[Dataset rows describing interfaces]

*** Block opens ***

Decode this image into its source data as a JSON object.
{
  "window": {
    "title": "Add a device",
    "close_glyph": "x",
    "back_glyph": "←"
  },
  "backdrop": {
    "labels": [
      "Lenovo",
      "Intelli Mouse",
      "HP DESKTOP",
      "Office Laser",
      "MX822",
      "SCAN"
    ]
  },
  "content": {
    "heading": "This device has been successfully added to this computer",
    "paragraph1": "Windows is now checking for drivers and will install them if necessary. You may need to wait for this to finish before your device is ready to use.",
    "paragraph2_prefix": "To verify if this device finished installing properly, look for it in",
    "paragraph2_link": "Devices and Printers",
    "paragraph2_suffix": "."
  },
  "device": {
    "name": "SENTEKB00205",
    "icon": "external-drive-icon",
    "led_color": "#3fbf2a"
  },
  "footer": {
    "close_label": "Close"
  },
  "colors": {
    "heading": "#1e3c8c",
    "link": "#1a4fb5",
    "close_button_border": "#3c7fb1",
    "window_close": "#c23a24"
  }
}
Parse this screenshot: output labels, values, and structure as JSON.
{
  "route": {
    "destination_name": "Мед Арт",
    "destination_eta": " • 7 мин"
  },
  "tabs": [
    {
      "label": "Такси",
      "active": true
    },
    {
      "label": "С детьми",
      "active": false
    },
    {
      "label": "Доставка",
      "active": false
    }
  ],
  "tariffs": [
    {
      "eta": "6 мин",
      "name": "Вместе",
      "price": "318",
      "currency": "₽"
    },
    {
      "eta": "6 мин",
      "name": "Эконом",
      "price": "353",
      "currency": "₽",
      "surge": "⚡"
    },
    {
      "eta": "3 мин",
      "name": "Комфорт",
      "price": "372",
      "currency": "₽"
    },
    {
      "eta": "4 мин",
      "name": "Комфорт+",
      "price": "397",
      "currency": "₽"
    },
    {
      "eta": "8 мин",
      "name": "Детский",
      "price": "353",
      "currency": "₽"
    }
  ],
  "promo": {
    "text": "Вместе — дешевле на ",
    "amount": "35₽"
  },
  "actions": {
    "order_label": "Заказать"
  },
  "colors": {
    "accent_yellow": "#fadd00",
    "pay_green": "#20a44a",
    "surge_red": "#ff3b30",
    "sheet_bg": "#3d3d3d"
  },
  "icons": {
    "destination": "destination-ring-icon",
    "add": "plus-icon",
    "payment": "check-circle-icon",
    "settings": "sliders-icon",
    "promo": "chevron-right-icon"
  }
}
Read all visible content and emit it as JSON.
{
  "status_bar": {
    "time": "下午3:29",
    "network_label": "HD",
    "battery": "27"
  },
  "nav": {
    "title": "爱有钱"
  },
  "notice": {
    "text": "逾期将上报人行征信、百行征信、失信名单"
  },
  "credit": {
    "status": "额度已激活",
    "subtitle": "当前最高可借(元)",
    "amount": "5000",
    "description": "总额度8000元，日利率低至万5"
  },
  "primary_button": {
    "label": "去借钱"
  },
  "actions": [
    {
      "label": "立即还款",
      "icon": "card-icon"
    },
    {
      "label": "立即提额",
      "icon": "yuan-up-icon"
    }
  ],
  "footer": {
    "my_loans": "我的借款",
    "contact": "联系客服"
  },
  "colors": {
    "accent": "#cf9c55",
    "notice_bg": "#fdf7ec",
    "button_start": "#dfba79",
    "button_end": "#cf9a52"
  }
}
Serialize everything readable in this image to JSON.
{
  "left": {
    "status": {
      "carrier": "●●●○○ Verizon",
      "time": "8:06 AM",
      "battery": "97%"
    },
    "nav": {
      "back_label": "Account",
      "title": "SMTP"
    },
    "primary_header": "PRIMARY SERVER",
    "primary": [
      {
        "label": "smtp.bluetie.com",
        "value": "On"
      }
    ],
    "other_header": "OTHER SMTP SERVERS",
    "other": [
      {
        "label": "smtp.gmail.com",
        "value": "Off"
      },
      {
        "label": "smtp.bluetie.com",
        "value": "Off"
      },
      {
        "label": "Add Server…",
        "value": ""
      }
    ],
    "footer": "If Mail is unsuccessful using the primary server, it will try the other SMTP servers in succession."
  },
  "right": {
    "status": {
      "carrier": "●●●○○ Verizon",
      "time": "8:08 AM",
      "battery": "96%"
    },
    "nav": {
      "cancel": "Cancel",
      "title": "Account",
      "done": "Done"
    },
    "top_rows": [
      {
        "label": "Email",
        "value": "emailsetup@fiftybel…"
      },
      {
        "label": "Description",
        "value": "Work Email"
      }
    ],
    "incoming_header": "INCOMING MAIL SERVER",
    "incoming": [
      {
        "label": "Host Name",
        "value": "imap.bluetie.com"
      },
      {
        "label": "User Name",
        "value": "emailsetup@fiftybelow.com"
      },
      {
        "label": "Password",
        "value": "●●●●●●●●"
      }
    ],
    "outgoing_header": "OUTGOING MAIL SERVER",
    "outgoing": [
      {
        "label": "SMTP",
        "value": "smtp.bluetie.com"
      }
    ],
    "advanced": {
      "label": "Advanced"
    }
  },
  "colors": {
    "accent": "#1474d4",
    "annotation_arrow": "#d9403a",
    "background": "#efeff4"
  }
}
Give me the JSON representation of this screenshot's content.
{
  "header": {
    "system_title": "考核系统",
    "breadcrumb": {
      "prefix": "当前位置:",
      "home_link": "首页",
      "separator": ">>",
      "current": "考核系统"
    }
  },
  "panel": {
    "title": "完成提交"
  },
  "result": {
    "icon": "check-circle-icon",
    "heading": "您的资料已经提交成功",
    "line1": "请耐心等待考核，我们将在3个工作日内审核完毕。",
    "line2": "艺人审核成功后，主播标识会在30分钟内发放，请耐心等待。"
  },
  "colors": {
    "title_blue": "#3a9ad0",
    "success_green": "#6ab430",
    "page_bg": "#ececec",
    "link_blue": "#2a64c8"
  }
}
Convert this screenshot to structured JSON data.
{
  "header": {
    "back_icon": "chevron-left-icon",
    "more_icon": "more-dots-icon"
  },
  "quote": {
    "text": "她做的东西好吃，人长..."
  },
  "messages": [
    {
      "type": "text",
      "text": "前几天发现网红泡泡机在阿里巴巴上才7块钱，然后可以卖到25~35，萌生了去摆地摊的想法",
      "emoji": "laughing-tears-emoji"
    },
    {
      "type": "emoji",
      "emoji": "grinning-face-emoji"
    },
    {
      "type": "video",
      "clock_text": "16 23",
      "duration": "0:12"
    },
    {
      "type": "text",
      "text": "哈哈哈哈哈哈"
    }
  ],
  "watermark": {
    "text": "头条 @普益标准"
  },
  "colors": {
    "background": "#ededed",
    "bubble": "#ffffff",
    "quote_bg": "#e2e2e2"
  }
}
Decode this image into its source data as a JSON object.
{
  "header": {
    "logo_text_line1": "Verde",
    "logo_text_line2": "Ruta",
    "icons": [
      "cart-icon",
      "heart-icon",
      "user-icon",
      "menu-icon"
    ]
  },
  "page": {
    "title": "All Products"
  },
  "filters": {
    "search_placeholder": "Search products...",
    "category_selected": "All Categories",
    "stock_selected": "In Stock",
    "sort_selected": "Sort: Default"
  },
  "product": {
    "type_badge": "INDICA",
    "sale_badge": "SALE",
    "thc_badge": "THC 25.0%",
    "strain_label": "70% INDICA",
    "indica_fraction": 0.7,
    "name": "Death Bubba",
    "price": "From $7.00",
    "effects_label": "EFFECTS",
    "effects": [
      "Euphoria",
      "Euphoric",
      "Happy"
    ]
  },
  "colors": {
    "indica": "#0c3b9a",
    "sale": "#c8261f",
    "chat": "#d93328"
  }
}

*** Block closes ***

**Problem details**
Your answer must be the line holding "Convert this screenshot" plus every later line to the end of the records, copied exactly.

**Answer box**
Convert this screenshot to structured JSON data.
{
  "header": {
    "back_icon": "chevron-left-icon",
    "more_icon": "more-dots-icon"
  },
  "quote": {
    "text": "她做的东西好吃，人长..."
  },
  "messages": [
    {
      "type": "text",
      "text": "前几天发现网红泡泡机在阿里巴巴上才7块钱，然后可以卖到25~35，萌生了去摆地摊的想法",
      "emoji": "laughing-tears-emoji"
    },
    {
      "type": "emoji",
      "emoji": "grinning-face-emoji"
    },
    {
      "type": "video",
      "clock_text": "16 23",
      "duration": "0:12"
    },
    {
      "type": "text",
      "text": "哈哈哈哈哈哈"
    }
  ],
  "watermark": {
    "text": "头条 @普益标准"
  },
  "colors": {
    "background": "#ededed",
    "bubble": "#ffffff",
    "quote_bg": "#e2e2e2"
  }
}
Decode this image into its source data as a JSON object.
{
  "header": {
    "logo_text_line1": "Verde",
    "logo_text_line2": "Ruta",
    "icons": [
      "cart-icon",
      "heart-icon",
      "user-icon",
      "menu-icon"
    ]
  },
  "page": {
    "title": "All Products"
  },
  "filters": {
    "search_placeholder": "Search products...",
    "category_selected": "All Categories",
    "stock_selected": "In Stock",
    "sort_selected": "Sort: Default"
  },
  "product": {
    "type_badge": "INDICA",
    "sale_badge": "SALE",
    "thc_badge": "THC 25.0%",
    "strain_label": "70% INDICA",
    "indica_fraction": 0.7,
    "name": "Death Bubba",
    "price": "From $7.00",
    "effects_label": "EFFECTS",
    "effects": [
      "Euphoria",
      "Euphoric",
      "Happy"
    ]
  },
  "colors": {
    "indica": "#0c3b9a",
    "sale": "#c8261f",
    "chat": "#d93328"
  }
}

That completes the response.